Manhattan Institute for Policy Research.
Subscribe   Subscribe   MI on Facebook Find us on Twitter Find us on Instagram      

The American Spectator


The Boobs of Hazzard

July 07, 2001

By Max Schulz

Everyone's familiar with the small-town Southern sheriff setting a speed trap to snare unsuspecting travelers just passing through. These speed traps have always been more about raising money than about cracking down on dangerous driving, and numerous towns have come to depend on picking out-of-towners' pockets for revenue.

Recently the city fathers in another Southern hamlet have tried to apply that principle on a grander scale. Memphis's civic leaders are proposing just this sort of scheme in order to build a new basketball arena to woo the foundering Vancouver Grizzlies NBA franchise. And like every pissant Roscoe P. Coltrane to ever point a radar gun, they're going after out-of-towners in their cars. The irony, though, is that in trying to put the touch on visitors, they're going to end up fleecing their own.

A coven of business leaders and state and local politicians has cooked up a complicated financing package to provide the $250 million needed to build a shiny new basketball arena for the Grizzlies. The NBA and Grizzlies owner Michael Heisley won't give Memphis the time of day unless it builds them a new home. And the costs largely will be borne by -- who else? -- the taxpayers.

Funding is supposed to come from quite a few sources, but in just about every case taxpayers will be holding the bag. The City of Memphis and Shelby County will each pony up $12 million in tax money, while the state of Tennessee provides $40 million. A tourism development zone tax rebate should bring $35 million. A sales tax rebate will account for $70 million. A $1 per seat arena surcharge is expected to provide $16 million. Ten million dollars would come from the hotel/motel tax already in place.

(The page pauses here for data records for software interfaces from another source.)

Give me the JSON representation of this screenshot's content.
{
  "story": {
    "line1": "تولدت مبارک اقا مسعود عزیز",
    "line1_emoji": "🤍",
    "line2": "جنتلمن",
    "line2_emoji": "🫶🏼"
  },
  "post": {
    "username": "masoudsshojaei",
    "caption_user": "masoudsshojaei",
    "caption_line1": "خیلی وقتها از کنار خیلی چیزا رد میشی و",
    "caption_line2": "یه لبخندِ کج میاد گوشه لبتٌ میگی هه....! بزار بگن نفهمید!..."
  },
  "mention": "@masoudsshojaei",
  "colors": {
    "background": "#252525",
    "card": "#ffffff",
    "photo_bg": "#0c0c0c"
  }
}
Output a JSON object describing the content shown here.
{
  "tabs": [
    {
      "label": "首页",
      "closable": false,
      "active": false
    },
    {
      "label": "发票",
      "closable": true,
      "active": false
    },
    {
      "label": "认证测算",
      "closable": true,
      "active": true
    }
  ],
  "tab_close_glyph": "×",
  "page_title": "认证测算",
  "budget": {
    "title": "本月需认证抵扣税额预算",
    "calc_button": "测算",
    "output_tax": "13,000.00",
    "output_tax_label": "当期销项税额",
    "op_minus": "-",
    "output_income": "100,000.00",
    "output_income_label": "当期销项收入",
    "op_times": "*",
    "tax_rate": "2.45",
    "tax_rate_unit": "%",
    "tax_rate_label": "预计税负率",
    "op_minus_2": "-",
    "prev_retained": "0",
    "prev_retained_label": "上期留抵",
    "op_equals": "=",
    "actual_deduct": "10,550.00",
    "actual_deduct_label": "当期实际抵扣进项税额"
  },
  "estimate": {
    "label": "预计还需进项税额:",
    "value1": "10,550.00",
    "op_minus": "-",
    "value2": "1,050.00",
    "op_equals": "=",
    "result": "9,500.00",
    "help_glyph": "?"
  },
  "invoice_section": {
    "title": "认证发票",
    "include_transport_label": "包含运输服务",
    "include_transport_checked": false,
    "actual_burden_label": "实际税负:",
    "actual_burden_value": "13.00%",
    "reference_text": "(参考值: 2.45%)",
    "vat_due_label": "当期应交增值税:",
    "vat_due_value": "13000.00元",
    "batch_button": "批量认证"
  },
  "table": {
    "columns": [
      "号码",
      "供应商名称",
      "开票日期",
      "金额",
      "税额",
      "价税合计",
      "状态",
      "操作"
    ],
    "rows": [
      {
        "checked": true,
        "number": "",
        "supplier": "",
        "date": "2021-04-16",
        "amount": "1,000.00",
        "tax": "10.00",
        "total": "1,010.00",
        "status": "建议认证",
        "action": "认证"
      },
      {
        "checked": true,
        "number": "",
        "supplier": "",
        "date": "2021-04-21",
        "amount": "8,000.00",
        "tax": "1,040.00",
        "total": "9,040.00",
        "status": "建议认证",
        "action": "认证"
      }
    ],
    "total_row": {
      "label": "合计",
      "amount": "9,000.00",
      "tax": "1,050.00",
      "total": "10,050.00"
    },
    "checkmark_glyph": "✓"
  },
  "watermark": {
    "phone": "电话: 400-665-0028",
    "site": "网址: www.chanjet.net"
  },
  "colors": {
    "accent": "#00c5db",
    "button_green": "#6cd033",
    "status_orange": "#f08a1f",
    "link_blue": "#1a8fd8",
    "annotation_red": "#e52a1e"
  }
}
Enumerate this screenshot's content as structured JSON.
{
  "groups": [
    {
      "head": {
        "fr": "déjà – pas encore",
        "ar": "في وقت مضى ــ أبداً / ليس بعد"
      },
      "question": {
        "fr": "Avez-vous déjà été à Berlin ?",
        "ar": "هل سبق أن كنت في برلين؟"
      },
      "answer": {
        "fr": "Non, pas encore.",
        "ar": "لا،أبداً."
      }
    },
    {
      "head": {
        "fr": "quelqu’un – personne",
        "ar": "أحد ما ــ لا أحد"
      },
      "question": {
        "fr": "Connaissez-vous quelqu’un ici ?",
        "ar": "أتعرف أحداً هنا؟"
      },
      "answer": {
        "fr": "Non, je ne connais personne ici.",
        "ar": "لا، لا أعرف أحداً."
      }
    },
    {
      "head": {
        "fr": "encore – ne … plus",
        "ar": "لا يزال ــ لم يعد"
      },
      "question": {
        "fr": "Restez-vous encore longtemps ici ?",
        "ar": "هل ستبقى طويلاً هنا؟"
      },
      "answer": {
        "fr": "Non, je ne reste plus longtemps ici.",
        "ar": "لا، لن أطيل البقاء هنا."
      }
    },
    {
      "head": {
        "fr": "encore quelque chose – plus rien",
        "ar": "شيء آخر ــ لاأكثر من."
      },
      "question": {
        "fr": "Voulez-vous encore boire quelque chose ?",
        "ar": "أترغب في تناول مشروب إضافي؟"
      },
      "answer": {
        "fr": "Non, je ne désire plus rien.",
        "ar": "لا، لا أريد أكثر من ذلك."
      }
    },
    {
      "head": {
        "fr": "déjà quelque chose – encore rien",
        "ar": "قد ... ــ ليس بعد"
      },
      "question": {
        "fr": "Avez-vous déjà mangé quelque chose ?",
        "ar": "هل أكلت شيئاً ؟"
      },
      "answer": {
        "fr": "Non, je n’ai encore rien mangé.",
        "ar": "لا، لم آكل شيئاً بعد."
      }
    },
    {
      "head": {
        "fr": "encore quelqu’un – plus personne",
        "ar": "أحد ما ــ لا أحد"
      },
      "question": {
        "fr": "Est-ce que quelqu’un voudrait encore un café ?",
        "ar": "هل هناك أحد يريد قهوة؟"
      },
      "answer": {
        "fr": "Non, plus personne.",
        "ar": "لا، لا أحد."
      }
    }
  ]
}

A particularly odious part of this stinker of a plan is the proposed tax on rental cars in Shelby County. Proponents claim the 2 percent levy on car rentals would bring in $25 million. Two percent doesn't sound too bad. But what boosters rarely acknowledge is that this 2 percent would be added on top of the already excessive extra taxes on car rentals (11.25 percent in Shelby County; 20.75 percent if rented at the airport).

Worse, this tax wouldn't even work the way it's intended. The plan is to bilk tourists and businesspeople renting cars on visits to Memphis. The problem is that more than half of all cars rented in Memphis are rented by locals, often in need of a replacement vehicle while theirs is being fixed.

Original Source:



America's Legal Order Begins to Fray
Heather Mac Donald, 09-14-15

Ray Kelly, Gotham's Guardian
Stephen Eide, 09-14-15

Time to Trade in the 'Cadillac Tax' on Health Insurance
Paul Howard, 09-14-15

Hillary Charts the Wrong Path on Wage Inequality
Scott Winship, 09-11-15

Women Would Be Helped the Most By an End to the 'Marriage Penalty'
Diana Furchtgott-Roth, 09-11-15

A Smarter Way to Raise Paychecks
Oren Cass, 09-10-15

Gambling with New York's Pension Funds
E. J. McMahon, 09-10-15

Vets Who Still Serve: After Disasters, Team Rubicon Picks Up the Pieces
Howard Husock, 09-10-15


The Manhattan Institute, a 501(c)(3), is a think tank whose mission is to develop and disseminate new ideas
that foster greater economic choice and individual responsibility.

Copyright © 2015 Manhattan Institute for Policy Research, Inc. All rights reserved.

52 Vanderbilt Avenue, New York, N.Y. 10017
phone (212) 599-7000 / fax (212) 599-3494